» **Material shown**
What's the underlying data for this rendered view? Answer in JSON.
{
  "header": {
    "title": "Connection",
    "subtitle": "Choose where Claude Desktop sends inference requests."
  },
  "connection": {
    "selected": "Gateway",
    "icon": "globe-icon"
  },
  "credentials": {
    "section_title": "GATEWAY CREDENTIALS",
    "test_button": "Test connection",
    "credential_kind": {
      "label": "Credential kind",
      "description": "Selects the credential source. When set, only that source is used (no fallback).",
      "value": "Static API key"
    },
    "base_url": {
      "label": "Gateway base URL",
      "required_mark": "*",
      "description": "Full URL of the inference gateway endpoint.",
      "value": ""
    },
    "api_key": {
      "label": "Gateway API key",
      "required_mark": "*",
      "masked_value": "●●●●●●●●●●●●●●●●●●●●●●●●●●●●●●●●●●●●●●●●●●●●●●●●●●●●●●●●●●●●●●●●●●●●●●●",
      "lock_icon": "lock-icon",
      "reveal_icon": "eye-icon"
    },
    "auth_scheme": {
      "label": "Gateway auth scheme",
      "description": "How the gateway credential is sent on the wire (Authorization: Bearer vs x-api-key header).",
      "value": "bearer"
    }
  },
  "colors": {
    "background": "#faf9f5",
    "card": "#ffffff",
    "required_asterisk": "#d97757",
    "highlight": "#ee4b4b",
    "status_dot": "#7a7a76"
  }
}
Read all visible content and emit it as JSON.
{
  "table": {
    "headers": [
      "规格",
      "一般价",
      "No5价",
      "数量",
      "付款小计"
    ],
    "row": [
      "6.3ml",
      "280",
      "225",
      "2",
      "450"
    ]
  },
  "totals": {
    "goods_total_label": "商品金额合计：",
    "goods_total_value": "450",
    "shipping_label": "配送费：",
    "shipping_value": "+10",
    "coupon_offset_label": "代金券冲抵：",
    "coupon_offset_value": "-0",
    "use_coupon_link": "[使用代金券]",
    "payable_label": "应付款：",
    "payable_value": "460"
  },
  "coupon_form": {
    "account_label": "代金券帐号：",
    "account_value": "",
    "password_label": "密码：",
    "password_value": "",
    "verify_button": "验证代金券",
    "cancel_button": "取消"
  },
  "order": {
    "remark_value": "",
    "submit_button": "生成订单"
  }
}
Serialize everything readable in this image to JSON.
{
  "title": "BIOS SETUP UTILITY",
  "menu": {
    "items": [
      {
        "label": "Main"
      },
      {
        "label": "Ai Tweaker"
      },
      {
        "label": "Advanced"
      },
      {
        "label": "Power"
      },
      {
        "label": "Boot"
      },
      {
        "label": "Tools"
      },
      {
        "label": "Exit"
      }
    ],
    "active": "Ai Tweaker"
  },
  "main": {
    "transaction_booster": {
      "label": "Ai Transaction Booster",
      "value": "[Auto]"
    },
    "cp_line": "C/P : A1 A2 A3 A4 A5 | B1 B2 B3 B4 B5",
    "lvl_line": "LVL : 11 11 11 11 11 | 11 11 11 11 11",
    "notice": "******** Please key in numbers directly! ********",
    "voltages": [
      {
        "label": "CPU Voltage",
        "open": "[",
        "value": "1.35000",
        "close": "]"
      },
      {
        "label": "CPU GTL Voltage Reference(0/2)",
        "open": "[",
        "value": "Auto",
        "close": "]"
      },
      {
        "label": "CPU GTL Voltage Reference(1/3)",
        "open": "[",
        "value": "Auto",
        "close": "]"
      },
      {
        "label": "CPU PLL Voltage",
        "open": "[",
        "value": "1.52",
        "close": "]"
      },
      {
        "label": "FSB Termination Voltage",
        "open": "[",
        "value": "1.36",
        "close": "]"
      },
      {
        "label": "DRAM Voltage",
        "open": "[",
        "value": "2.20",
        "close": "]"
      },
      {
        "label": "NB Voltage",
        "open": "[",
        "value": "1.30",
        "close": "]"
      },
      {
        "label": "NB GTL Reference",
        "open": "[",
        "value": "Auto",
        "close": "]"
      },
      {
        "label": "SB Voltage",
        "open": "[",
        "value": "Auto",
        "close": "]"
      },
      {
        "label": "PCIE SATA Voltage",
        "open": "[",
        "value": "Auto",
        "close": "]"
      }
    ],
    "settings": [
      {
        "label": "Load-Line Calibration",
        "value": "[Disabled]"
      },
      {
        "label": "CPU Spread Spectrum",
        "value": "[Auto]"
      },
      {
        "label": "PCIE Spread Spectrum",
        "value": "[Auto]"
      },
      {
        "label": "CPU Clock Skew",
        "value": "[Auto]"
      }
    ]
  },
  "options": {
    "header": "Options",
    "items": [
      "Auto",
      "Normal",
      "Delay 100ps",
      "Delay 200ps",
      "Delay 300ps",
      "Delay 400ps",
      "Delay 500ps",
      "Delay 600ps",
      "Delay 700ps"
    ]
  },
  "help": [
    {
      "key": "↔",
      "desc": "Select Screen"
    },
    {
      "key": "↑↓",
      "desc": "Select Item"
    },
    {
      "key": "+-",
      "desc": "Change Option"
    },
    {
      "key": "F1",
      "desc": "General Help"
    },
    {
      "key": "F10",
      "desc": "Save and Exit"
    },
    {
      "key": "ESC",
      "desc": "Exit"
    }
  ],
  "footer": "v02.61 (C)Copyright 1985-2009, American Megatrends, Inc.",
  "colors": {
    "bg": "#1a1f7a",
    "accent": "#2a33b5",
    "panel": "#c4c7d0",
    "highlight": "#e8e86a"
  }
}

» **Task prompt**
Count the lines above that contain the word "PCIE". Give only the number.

» **Answer to the exercise**
2